(RECORDS FOR THE EXERCISE)
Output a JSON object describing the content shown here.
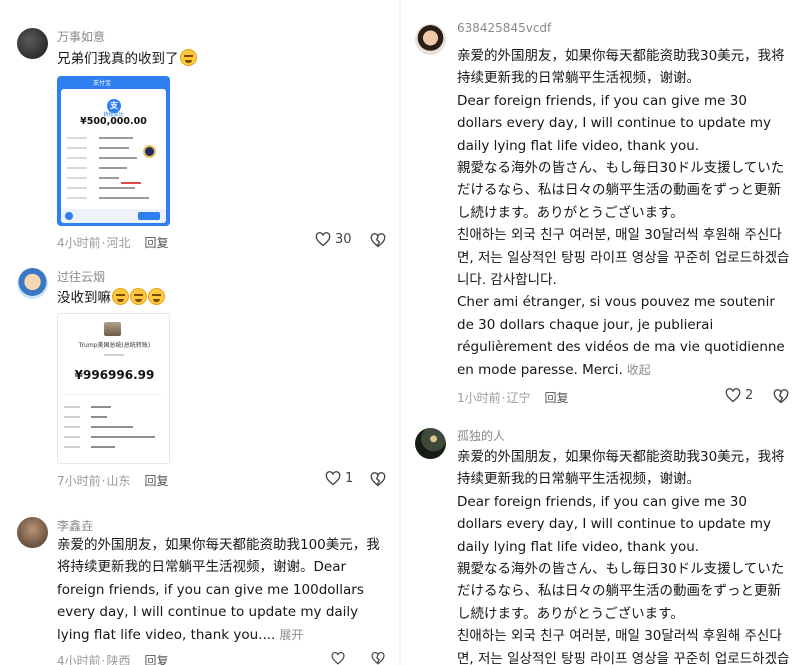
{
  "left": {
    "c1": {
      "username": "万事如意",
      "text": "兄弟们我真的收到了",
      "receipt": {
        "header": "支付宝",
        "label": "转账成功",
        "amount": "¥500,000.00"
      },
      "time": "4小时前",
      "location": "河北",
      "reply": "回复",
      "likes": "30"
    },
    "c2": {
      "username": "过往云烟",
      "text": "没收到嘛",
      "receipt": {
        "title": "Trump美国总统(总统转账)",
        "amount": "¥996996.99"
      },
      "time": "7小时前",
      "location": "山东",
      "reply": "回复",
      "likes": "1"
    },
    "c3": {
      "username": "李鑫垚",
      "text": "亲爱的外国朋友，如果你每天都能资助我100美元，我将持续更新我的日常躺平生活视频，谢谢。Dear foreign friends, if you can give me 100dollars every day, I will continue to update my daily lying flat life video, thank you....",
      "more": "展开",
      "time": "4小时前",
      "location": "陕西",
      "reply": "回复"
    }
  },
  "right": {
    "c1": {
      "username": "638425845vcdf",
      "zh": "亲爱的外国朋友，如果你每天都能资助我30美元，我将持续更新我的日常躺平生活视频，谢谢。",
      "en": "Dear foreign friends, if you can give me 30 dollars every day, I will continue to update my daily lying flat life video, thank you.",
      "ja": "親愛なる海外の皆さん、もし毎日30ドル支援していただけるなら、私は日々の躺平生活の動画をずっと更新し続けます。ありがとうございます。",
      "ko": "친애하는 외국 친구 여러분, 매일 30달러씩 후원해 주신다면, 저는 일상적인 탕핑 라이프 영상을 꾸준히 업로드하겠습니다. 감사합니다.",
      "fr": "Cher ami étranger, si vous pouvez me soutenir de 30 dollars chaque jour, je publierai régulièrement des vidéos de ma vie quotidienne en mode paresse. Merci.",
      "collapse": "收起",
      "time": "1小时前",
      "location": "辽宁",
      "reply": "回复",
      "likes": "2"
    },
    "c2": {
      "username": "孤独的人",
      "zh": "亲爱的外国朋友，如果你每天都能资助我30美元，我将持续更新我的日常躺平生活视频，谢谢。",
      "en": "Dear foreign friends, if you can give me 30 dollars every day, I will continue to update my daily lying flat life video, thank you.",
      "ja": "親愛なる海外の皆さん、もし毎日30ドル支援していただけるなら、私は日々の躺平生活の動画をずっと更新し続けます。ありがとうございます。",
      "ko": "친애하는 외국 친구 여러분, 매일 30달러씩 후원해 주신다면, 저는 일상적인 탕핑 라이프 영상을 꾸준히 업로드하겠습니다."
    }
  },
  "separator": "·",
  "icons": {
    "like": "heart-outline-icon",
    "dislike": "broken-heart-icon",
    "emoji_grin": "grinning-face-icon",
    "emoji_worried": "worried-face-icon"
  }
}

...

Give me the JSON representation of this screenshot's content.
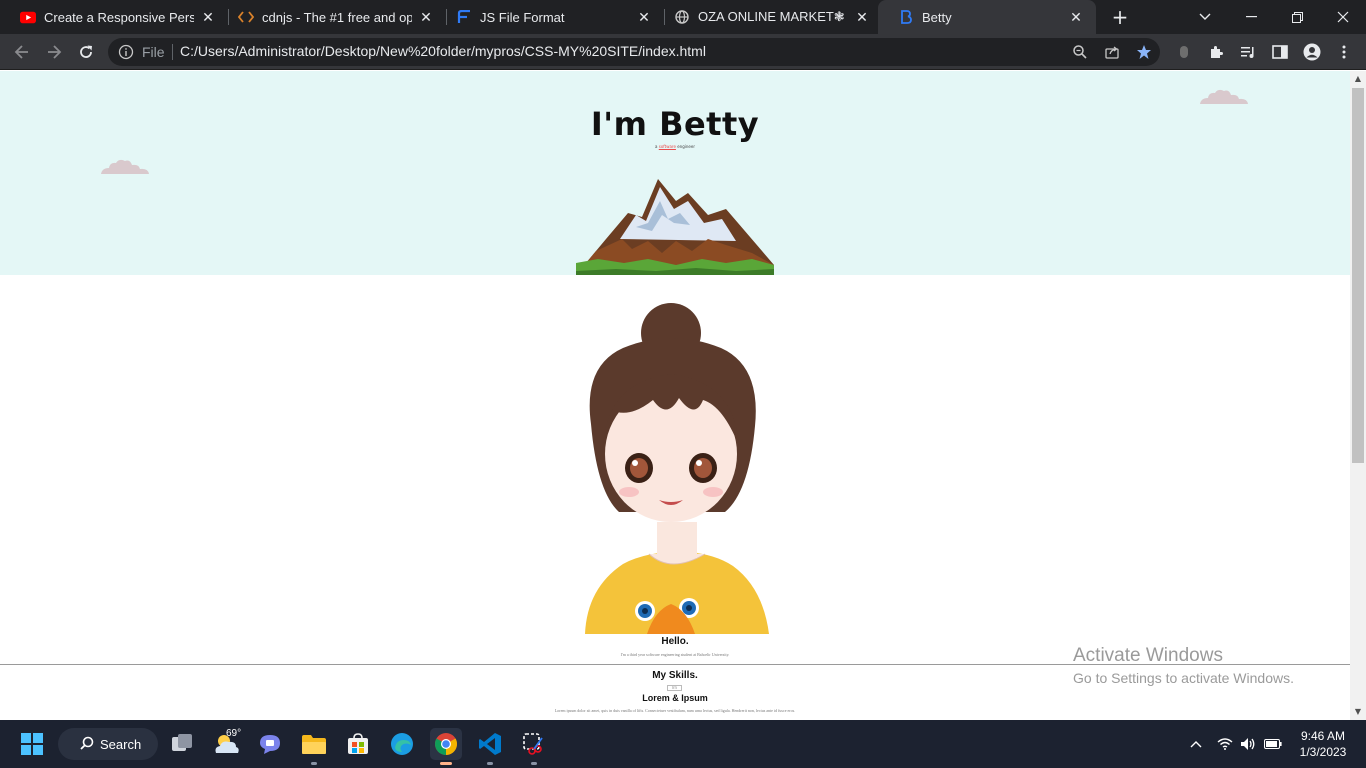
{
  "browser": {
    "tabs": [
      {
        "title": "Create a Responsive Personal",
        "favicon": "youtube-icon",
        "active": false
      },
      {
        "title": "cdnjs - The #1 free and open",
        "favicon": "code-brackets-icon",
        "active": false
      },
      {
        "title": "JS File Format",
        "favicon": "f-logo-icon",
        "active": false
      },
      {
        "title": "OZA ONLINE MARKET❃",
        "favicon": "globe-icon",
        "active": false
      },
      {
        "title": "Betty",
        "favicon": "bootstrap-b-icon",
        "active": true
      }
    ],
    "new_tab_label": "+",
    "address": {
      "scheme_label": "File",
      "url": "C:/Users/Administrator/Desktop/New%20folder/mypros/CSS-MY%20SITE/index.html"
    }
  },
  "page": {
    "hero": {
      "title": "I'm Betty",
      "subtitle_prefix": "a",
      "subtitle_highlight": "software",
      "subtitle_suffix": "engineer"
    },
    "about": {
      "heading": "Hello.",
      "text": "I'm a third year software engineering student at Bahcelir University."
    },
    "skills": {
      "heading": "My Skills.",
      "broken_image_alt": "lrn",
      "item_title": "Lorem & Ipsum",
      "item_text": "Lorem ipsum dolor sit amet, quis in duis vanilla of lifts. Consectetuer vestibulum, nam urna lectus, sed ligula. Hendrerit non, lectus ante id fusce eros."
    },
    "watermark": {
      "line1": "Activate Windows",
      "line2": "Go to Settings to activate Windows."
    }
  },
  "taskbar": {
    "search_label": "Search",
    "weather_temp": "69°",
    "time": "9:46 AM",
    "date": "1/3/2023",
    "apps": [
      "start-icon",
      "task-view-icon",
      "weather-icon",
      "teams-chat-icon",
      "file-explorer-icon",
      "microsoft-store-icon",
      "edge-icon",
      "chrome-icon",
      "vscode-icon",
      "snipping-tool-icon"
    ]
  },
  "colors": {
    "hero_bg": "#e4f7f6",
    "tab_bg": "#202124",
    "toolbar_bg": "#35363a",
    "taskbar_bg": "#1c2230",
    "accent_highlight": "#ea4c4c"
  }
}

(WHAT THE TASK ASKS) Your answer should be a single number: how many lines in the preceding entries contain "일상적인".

(THE ANSWER) 2